Gordon then mentioned the infamous tire accusations when he won 13 races in 1998. “I know you threw that out about 1998,” he said. “But I can tell you that we weren’t ever doing anything like that in 1998. I know that people were speculating what we were doing, or if we were doing it, Ray (Evernham) never told me. After all these years, I think I would have known about that. I’ve heard a lot of things with valve caps and poking holes in tires for years. But I’ve never seen it done. I’ve never had proof that it was done. So it’s very interesting to me that NASCAR is investigating this further. I look forward to seeing what comes out of it. To me, if they find a way to stop that, if it’s really going on, I get excited about our chances because I know we’re not doing it so it will close the gap for us to whoever may be doing it.”
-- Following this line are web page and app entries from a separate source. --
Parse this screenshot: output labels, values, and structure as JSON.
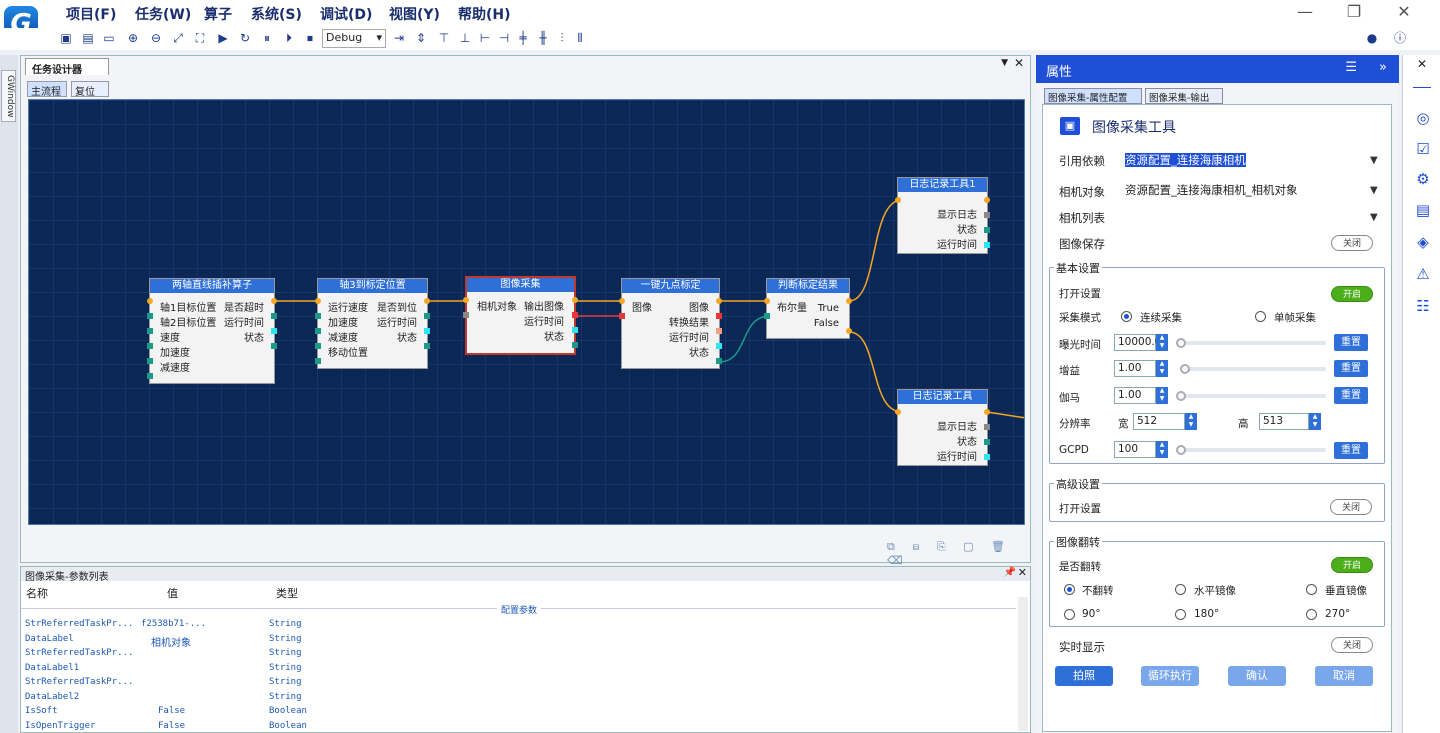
{
  "menu": {
    "items": [
      "项目(F)",
      "任务(W)",
      "算子",
      "系统(S)",
      "调试(D)",
      "视图(Y)",
      "帮助(H)"
    ],
    "logo": "G"
  },
  "toolbar": {
    "mode_select": "Debug"
  },
  "left_strip": {
    "tab": "GWindow"
  },
  "designer": {
    "tab": "任务设计器",
    "subtabs": [
      "主流程",
      "复位"
    ]
  },
  "nodes": {
    "n1": {
      "title": "两轴直线插补算子",
      "rows_left": [
        "轴1目标位置",
        "轴2目标位置",
        "速度",
        "加速度",
        "减速度"
      ],
      "rows_right": [
        "是否超时",
        "运行时间",
        "状态"
      ]
    },
    "n2": {
      "title": "轴3到标定位置",
      "rows_left": [
        "运行速度",
        "加速度",
        "减速度",
        "移动位置"
      ],
      "rows_right": [
        "是否到位",
        "运行时间",
        "状态"
      ]
    },
    "n3": {
      "title": "图像采集",
      "rows_left": [
        "相机对象"
      ],
      "rows_right": [
        "输出图像",
        "运行时间",
        "状态"
      ]
    },
    "n4": {
      "title": "一键九点标定",
      "rows_left": [
        "图像"
      ],
      "rows_right": [
        "图像",
        "转换结果",
        "运行时间",
        "状态"
      ]
    },
    "n5": {
      "title": "判断标定结果",
      "rows_left": [
        "布尔量"
      ],
      "rows_right": [
        "True",
        "False"
      ]
    },
    "n6": {
      "title": "日志记录工具1",
      "rows_right": [
        "显示日志",
        "状态",
        "运行时间"
      ]
    },
    "n7": {
      "title": "日志记录工具",
      "rows_right": [
        "显示日志",
        "状态",
        "运行时间"
      ]
    }
  },
  "params": {
    "title": "图像采集-参数列表",
    "headers": [
      "名称",
      "值",
      "类型"
    ],
    "section": "配置参数",
    "rows": [
      {
        "name": "StrReferredTaskPr...",
        "value": "f2538b71-...",
        "type": "String"
      },
      {
        "name": "DataLabel",
        "value": "相机对象",
        "type": "String"
      },
      {
        "name": "StrReferredTaskPr...",
        "value": "",
        "type": "String"
      },
      {
        "name": "DataLabel1",
        "value": "",
        "type": "String"
      },
      {
        "name": "StrReferredTaskPr...",
        "value": "",
        "type": "String"
      },
      {
        "name": "DataLabel2",
        "value": "",
        "type": "String"
      },
      {
        "name": "IsSoft",
        "value": "False",
        "type": "Boolean"
      },
      {
        "name": "IsOpenTrigger",
        "value": "False",
        "type": "Boolean"
      }
    ]
  },
  "props": {
    "header": "属性",
    "tabs": [
      "图像采集-属性配置",
      "图像采集-输出"
    ],
    "tool_title": "图像采集工具",
    "ref_label": "引用依赖",
    "ref_value": "资源配置_连接海康相机",
    "cam_label": "相机对象",
    "cam_value": "资源配置_连接海康相机_相机对象",
    "camlist_label": "相机列表",
    "save_label": "图像保存",
    "off": "关闭",
    "on": "开启",
    "basic": {
      "title": "基本设置",
      "open_label": "打开设置",
      "mode_label": "采集模式",
      "mode_cont": "连续采集",
      "mode_single": "单帧采集",
      "exposure_label": "曝光时间",
      "exposure_value": "10000.0",
      "gain_label": "增益",
      "gain_value": "1.00",
      "gamma_label": "伽马",
      "gamma_value": "1.00",
      "res_label": "分辨率",
      "width_label": "宽",
      "width_value": "512",
      "height_label": "高",
      "height_value": "513",
      "gcpd_label": "GCPD",
      "gcpd_value": "100",
      "reset": "重置"
    },
    "advanced": {
      "title": "高级设置",
      "open_label": "打开设置"
    },
    "flip": {
      "title": "图像翻转",
      "flip_label": "是否翻转",
      "opt_none": "不翻转",
      "opt_h": "水平镜像",
      "opt_v": "垂直镜像",
      "r90": "90°",
      "r180": "180°",
      "r270": "270°"
    },
    "realtime_label": "实时显示",
    "buttons": [
      "拍照",
      "循环执行",
      "确认",
      "取消"
    ]
  },
  "colors": {
    "accent": "#1e4fd6",
    "canvas": "#0b2756",
    "node_header": "#2e6fd8",
    "wire": "#f5a623",
    "toggle_on": "#4caf1a"
  }
}
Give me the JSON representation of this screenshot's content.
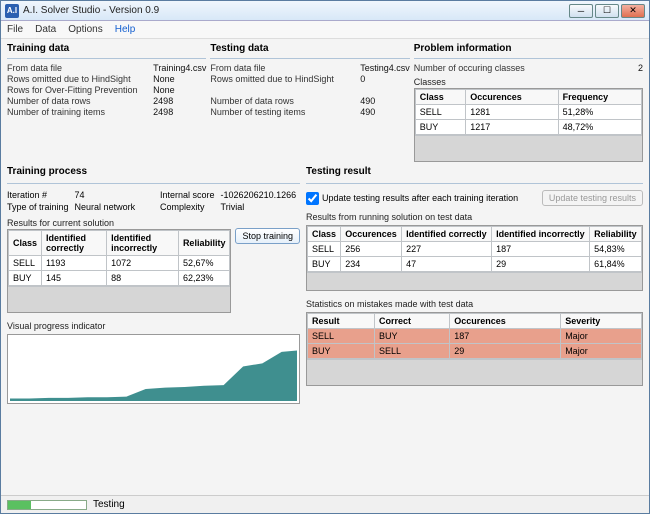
{
  "window": {
    "title": "A.I. Solver Studio - Version 0.9",
    "icon_text": "A.I"
  },
  "menu": {
    "file": "File",
    "data": "Data",
    "options": "Options",
    "help": "Help"
  },
  "training_data": {
    "title": "Training data",
    "from_file_label": "From data file",
    "from_file": "Training4.csv",
    "hindsight_label": "Rows omitted due to HindSight",
    "hindsight": "None",
    "overfit_label": "Rows for Over-Fitting Prevention",
    "overfit": "None",
    "rows_label": "Number of data rows",
    "rows": "2498",
    "items_label": "Number of training items",
    "items": "2498"
  },
  "testing_data": {
    "title": "Testing data",
    "from_file_label": "From data file",
    "from_file": "Testing4.csv",
    "hindsight_label": "Rows omitted due to HindSight",
    "hindsight": "0",
    "rows_label": "Number of data rows",
    "rows": "490",
    "items_label": "Number of testing items",
    "items": "490"
  },
  "problem_info": {
    "title": "Problem information",
    "classes_count_label": "Number of occuring classes",
    "classes_count": "2",
    "classes_label": "Classes",
    "headers": {
      "class": "Class",
      "occ": "Occurences",
      "freq": "Frequency"
    },
    "rows": [
      {
        "class": "SELL",
        "occ": "1281",
        "freq": "51,28%"
      },
      {
        "class": "BUY",
        "occ": "1217",
        "freq": "48,72%"
      }
    ]
  },
  "training_process": {
    "title": "Training process",
    "iter_label": "Iteration #",
    "iter": "74",
    "score_label": "Internal score",
    "score": "-1026206210.1266",
    "type_label": "Type of training",
    "type": "Neural network",
    "complexity_label": "Complexity",
    "complexity": "Trivial",
    "results_label": "Results for current solution",
    "stop_label": "Stop training",
    "headers": {
      "class": "Class",
      "idc": "Identified correctly",
      "idi": "Identified incorrectly",
      "rel": "Reliability"
    },
    "rows": [
      {
        "class": "SELL",
        "idc": "1193",
        "idi": "1072",
        "rel": "52,67%"
      },
      {
        "class": "BUY",
        "idc": "145",
        "idi": "88",
        "rel": "62,23%"
      }
    ],
    "vpi_label": "Visual progress indicator"
  },
  "testing_result": {
    "title": "Testing result",
    "update_check_label": "Update testing results after each training iteration",
    "update_btn": "Update testing results",
    "results_label": "Results from running solution on test data",
    "headers": {
      "class": "Class",
      "occ": "Occurences",
      "idc": "Identified correctly",
      "idi": "Identified incorrectly",
      "rel": "Reliability"
    },
    "rows": [
      {
        "class": "SELL",
        "occ": "256",
        "idc": "227",
        "idi": "187",
        "rel": "54,83%"
      },
      {
        "class": "BUY",
        "occ": "234",
        "idc": "47",
        "idi": "29",
        "rel": "61,84%"
      }
    ],
    "mistakes_label": "Statistics on mistakes made with test data",
    "mistakes_headers": {
      "result": "Result",
      "correct": "Correct",
      "occ": "Occurences",
      "sev": "Severity"
    },
    "mistakes_rows": [
      {
        "result": "SELL",
        "correct": "BUY",
        "occ": "187",
        "sev": "Major"
      },
      {
        "result": "BUY",
        "correct": "SELL",
        "occ": "29",
        "sev": "Major"
      }
    ]
  },
  "status": {
    "text": "Testing"
  },
  "chart_data": {
    "type": "line",
    "title": "Visual progress indicator",
    "xlabel": "",
    "ylabel": "",
    "x": [
      0,
      5,
      10,
      15,
      20,
      25,
      30,
      35,
      40,
      45,
      50,
      55,
      60,
      65,
      70,
      74
    ],
    "values": [
      5,
      5,
      6,
      6,
      7,
      7,
      8,
      20,
      22,
      23,
      25,
      26,
      55,
      60,
      78,
      80
    ],
    "ylim": [
      0,
      100
    ]
  }
}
Denny Hamlin, the eventual race winner at Martinsville had extremely strong words saying before the race, “My guess is that if they said stop then they’ve seen something. If it’s out there and they know about it, you should be gone forever. That’s a major, major thing and this isn’t like the old rodeo days of being able to go out there and run a big motor or soak the tires – this is a professional sport and people alter tires — that’s a big, big deal. Definitely no room for it in the sport, that’s for sure. Hope they clamp down on that if they do find it and if they find it multiple times with somebody, they should have a permanent vacation somewhere.”
So when it was announced on Tuesday that NASCAR was hammering the No 31 team of Richard Childress Racing I don’t believe that anyone was surprised. A staggering 75 point penalty was assessed to driver Ryan Newman (who fell to 26th in points from 6th) and the owner of the car. His crew chief, Luke Lambert, was fined $125,000 and suspended for six races. The team’s tire technician and an engineer were also suspended and fined.
In a prepared statement RCR said, “We understand the seriousness of the penalty. In fact, RCR has been one of the most outspoken opponents against ‘tire bleeding’ since the rumors began to surface last season. Once NASCAR provides us with the specific details of the infraction we will conduct a further internal investigation, and evaluate our options for an appeal.”
I’m not sure how I feel about all of this. It seems as if it’s been in practice for some time, the “bleeding” of tires. My understanding is that the teams were told to stop and one didn’t and they hammered them with the equivalent of almost two full races points. Of course, if the No 31 wins, it’s likely they still make the chase where new life is given. But, make no doubt, NASCAR has spoken loud and clear that it must end. I wonder who else will get the hammer before they all listen. Let’s wait to see if RCR appeals this.